WHAT IS BEING ASKED: Print the data verbatim. Leave every image out.
*** Opening TASK INPUTS ***
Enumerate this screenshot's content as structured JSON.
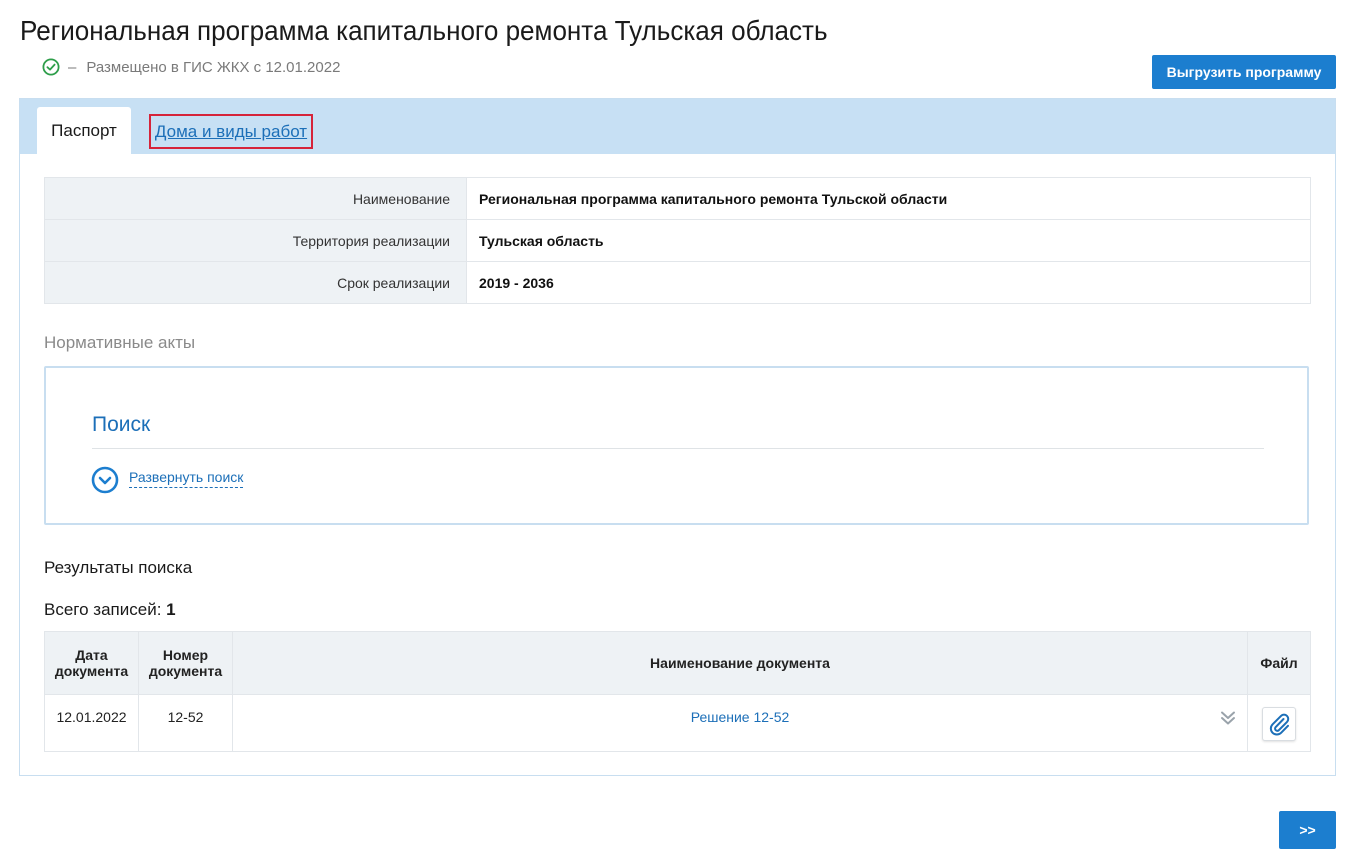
{
  "page": {
    "title": "Региональная программа капитального ремонта Тульская область",
    "status_dash": "–",
    "status_text": "Размещено в ГИС ЖКХ с 12.01.2022",
    "export_button": "Выгрузить программу",
    "next_button": ">>"
  },
  "tabs": [
    {
      "label": "Паспорт",
      "active": true
    },
    {
      "label": "Дома и виды работ",
      "active": false
    }
  ],
  "passport": [
    {
      "label": "Наименование",
      "value": "Региональная программа капитального ремонта Тульской области"
    },
    {
      "label": "Территория реализации",
      "value": "Тульская область"
    },
    {
      "label": "Срок реализации",
      "value": "2019 - 2036"
    }
  ],
  "normative": {
    "section_title": "Нормативные акты",
    "search_title": "Поиск",
    "expand_link": "Развернуть поиск"
  },
  "results": {
    "title": "Результаты поиска",
    "total_label": "Всего записей:",
    "total_count": "1",
    "columns": {
      "date": "Дата документа",
      "number": "Номер документа",
      "name": "Наименование документа",
      "file": "Файл"
    },
    "rows": [
      {
        "date": "12.01.2022",
        "number": "12-52",
        "name": "Решение 12-52"
      }
    ]
  },
  "colors": {
    "accent": "#1c7ecf",
    "link": "#1c6fb8",
    "tabbar": "#c7e0f4",
    "highlight_border": "#d6243a",
    "status_ok": "#2e9e4a"
  },
  "icons": {
    "status": "check-circle-icon",
    "expand": "chevron-down-circle-icon",
    "row_expand": "double-chevron-down-icon",
    "file": "paperclip-icon"
  }
}
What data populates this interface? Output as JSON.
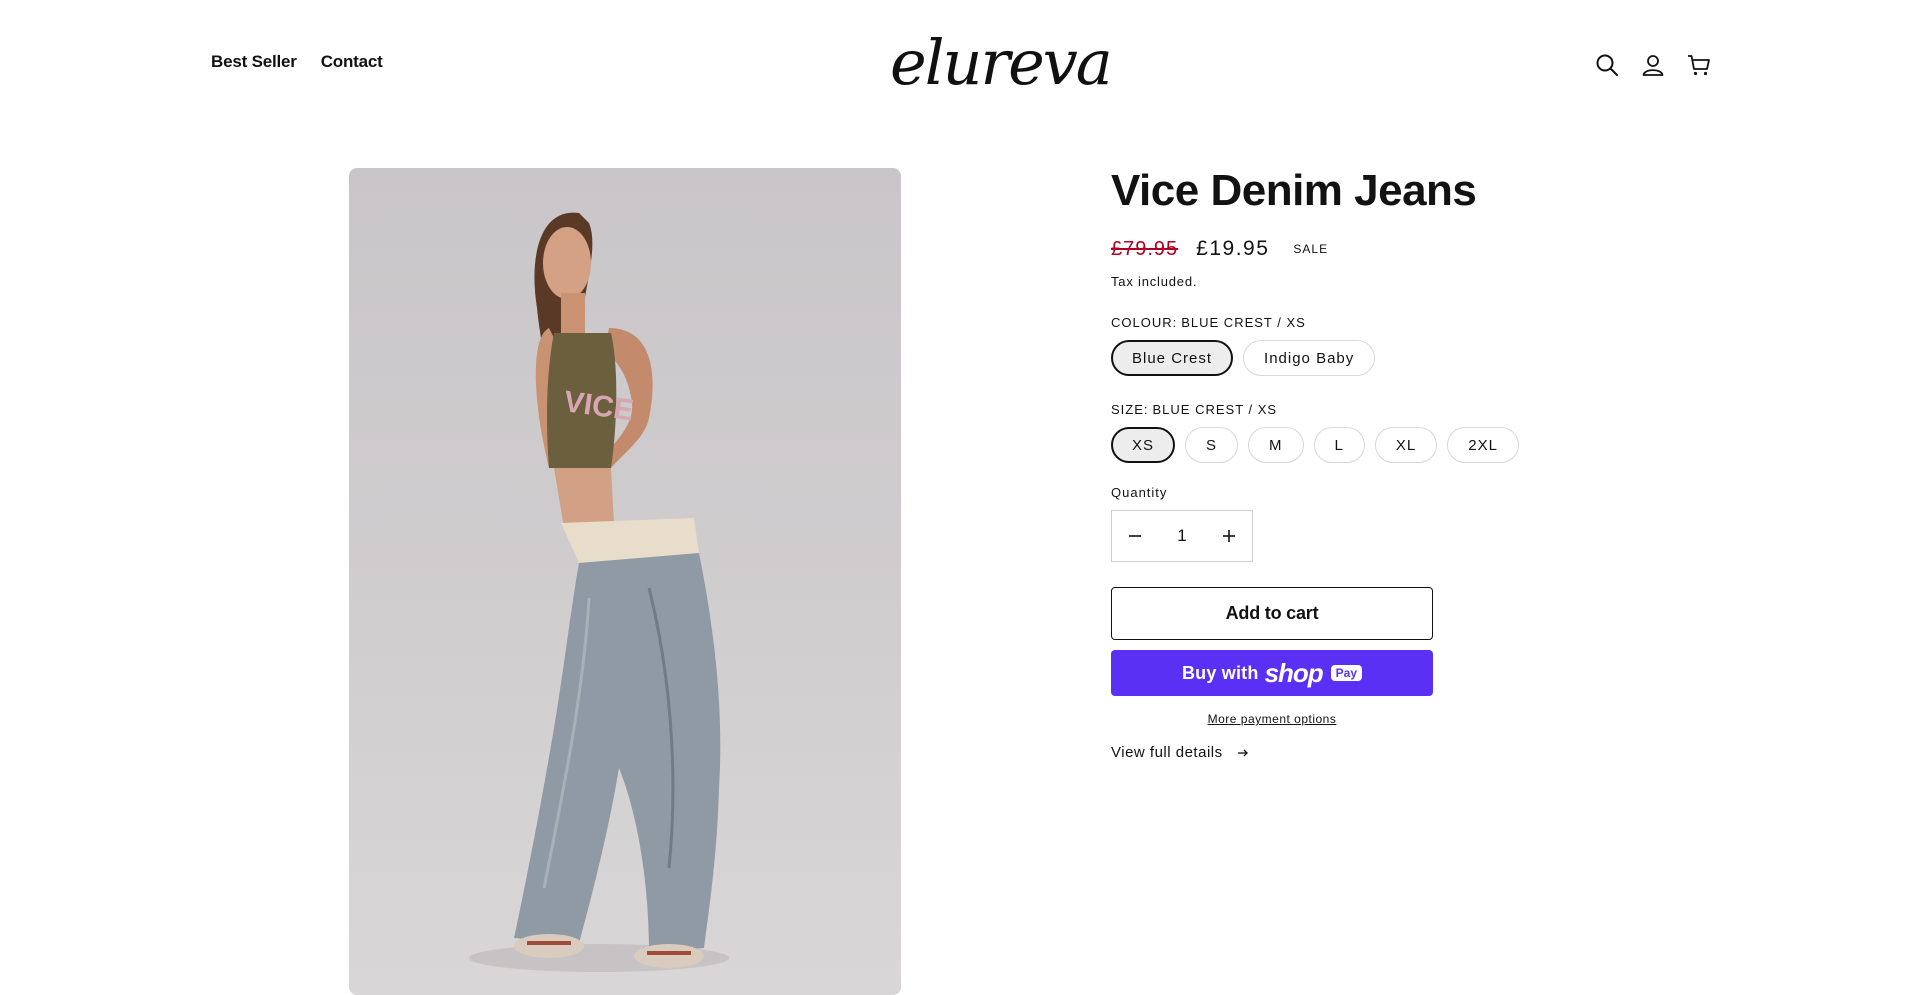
{
  "header": {
    "nav": [
      "Best Seller",
      "Contact"
    ],
    "logo": "elureva",
    "icons": [
      "search-icon",
      "account-icon",
      "cart-icon"
    ]
  },
  "product": {
    "title": "Vice Denim Jeans",
    "price_old": "£79.95",
    "price_new": "£19.95",
    "badge": "SALE",
    "tax_note": "Tax included.",
    "colour": {
      "label": "COLOUR:",
      "selected_text": "BLUE CREST / XS",
      "options": [
        "Blue Crest",
        "Indigo Baby"
      ],
      "selected_index": 0
    },
    "size": {
      "label": "SIZE:",
      "selected_text": "BLUE CREST / XS",
      "options": [
        "XS",
        "S",
        "M",
        "L",
        "XL",
        "2XL"
      ],
      "selected_index": 0
    },
    "quantity": {
      "label": "Quantity",
      "value": "1"
    },
    "add_to_cart": "Add to cart",
    "shop_pay": {
      "buy_text": "Buy with",
      "brand": "shop",
      "pay": "Pay"
    },
    "more_payment": "More payment options",
    "view_details": "View full details"
  },
  "colors": {
    "accent_shop_pay": "#5a31f4",
    "sale_price": "#b00020",
    "text": "#121212"
  }
}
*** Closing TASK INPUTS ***
RESPONSE AREA:
Enumerate this screenshot's content as structured JSON.
{
  "page": {
    "title": "Региональная программа капитального ремонта Тульская область",
    "status_dash": "–",
    "status_text": "Размещено в ГИС ЖКХ с 12.01.2022",
    "export_button": "Выгрузить программу",
    "next_button": ">>"
  },
  "tabs": [
    {
      "label": "Паспорт",
      "active": true
    },
    {
      "label": "Дома и виды работ",
      "active": false
    }
  ],
  "passport": [
    {
      "label": "Наименование",
      "value": "Региональная программа капитального ремонта Тульской области"
    },
    {
      "label": "Территория реализации",
      "value": "Тульская область"
    },
    {
      "label": "Срок реализации",
      "value": "2019 - 2036"
    }
  ],
  "normative": {
    "section_title": "Нормативные акты",
    "search_title": "Поиск",
    "expand_link": "Развернуть поиск"
  },
  "results": {
    "title": "Результаты поиска",
    "total_label": "Всего записей:",
    "total_count": "1",
    "columns": {
      "date": "Дата документа",
      "number": "Номер документа",
      "name": "Наименование документа",
      "file": "Файл"
    },
    "rows": [
      {
        "date": "12.01.2022",
        "number": "12-52",
        "name": "Решение 12-52"
      }
    ]
  },
  "colors": {
    "accent": "#1c7ecf",
    "link": "#1c6fb8",
    "tabbar": "#c7e0f4",
    "highlight_border": "#d6243a",
    "status_ok": "#2e9e4a"
  },
  "icons": {
    "status": "check-circle-icon",
    "expand": "chevron-down-circle-icon",
    "row_expand": "double-chevron-down-icon",
    "file": "paperclip-icon"
  }
}
What data populates this interface? Output as JSON.
{
  "header": {
    "nav": [
      "Best Seller",
      "Contact"
    ],
    "logo": "elureva",
    "icons": [
      "search-icon",
      "account-icon",
      "cart-icon"
    ]
  },
  "product": {
    "title": "Vice Denim Jeans",
    "price_old": "£79.95",
    "price_new": "£19.95",
    "badge": "SALE",
    "tax_note": "Tax included.",
    "colour": {
      "label": "COLOUR:",
      "selected_text": "BLUE CREST / XS",
      "options": [
        "Blue Crest",
        "Indigo Baby"
      ],
      "selected_index": 0
    },
    "size": {
      "label": "SIZE:",
      "selected_text": "BLUE CREST / XS",
      "options": [
        "XS",
        "S",
        "M",
        "L",
        "XL",
        "2XL"
      ],
      "selected_index": 0
    },
    "quantity": {
      "label": "Quantity",
      "value": "1"
    },
    "add_to_cart": "Add to cart",
    "shop_pay": {
      "buy_text": "Buy with",
      "brand": "shop",
      "pay": "Pay"
    },
    "more_payment": "More payment options",
    "view_details": "View full details"
  },
  "colors": {
    "accent_shop_pay": "#5a31f4",
    "sale_price": "#b00020",
    "text": "#121212"
  }
}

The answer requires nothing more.